§ **EXERCISE**: Please report how many lines of the data include the word "tiara", with the number as the entire reply.

§ **DATA PROVIDED**:
|---|

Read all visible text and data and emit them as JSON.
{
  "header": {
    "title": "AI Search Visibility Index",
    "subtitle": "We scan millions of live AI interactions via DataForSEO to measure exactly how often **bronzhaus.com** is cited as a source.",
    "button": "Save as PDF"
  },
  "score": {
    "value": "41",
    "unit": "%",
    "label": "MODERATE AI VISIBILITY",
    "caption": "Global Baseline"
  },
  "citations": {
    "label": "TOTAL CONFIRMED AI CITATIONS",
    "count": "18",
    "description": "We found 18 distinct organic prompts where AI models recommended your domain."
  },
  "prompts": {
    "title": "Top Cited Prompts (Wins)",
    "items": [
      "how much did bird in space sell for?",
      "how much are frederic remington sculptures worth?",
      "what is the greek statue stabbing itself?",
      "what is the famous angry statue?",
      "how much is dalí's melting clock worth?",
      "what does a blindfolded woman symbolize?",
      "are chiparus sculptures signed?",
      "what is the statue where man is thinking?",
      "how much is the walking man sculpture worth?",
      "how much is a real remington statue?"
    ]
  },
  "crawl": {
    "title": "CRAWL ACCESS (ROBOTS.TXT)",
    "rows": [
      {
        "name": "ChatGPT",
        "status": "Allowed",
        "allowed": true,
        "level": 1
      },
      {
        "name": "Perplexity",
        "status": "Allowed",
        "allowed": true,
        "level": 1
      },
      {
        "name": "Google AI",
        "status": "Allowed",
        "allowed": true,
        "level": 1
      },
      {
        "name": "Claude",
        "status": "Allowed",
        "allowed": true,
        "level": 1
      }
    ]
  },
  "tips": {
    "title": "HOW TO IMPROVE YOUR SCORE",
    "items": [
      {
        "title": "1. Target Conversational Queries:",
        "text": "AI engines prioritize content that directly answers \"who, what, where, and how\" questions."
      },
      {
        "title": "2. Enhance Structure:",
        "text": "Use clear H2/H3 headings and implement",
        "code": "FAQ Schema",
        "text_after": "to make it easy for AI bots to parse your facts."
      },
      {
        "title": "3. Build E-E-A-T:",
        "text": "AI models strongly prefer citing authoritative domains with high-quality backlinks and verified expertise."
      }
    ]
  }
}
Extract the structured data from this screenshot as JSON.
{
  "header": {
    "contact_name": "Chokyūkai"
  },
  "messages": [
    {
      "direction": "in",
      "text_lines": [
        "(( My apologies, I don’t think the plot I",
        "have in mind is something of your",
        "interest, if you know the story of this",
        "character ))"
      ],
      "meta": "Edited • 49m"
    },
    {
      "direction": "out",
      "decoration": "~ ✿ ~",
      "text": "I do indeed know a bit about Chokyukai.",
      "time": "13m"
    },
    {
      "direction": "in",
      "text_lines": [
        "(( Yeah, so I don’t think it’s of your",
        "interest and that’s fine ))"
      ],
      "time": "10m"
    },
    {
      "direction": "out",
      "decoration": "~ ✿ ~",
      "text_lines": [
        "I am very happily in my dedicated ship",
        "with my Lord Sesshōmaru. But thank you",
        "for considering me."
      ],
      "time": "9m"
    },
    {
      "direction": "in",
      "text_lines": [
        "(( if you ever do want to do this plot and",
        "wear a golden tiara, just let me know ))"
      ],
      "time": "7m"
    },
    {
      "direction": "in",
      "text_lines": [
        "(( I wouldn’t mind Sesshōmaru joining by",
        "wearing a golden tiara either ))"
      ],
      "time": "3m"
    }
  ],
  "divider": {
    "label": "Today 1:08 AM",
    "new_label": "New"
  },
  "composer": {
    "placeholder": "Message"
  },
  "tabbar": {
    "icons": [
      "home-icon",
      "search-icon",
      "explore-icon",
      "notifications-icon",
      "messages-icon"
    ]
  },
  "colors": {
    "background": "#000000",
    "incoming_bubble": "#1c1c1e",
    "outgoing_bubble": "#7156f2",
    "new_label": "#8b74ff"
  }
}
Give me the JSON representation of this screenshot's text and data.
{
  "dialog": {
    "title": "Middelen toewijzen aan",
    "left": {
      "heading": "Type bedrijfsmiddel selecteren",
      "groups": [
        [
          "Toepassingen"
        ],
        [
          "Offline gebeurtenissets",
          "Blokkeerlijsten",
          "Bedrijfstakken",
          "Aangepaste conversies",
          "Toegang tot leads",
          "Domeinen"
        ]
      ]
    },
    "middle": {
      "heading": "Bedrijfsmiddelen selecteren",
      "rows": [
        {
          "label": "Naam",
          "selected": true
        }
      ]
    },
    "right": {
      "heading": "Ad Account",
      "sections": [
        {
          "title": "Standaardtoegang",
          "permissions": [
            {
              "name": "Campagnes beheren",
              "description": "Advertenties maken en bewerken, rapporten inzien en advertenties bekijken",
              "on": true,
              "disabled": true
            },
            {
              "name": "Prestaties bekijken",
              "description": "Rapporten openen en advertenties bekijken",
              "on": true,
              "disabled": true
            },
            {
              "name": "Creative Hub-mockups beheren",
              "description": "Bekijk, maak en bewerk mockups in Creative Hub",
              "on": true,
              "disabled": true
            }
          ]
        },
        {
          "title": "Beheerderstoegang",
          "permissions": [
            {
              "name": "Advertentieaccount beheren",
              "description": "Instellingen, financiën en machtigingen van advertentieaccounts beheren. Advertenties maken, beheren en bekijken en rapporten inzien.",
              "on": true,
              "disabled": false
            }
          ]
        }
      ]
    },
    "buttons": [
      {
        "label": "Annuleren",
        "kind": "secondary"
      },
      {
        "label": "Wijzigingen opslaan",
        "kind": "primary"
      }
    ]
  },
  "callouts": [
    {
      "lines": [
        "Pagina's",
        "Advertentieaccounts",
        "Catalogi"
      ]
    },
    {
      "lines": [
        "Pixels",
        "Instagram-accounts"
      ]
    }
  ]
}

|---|

§ **SOLUTION BELOW**: 2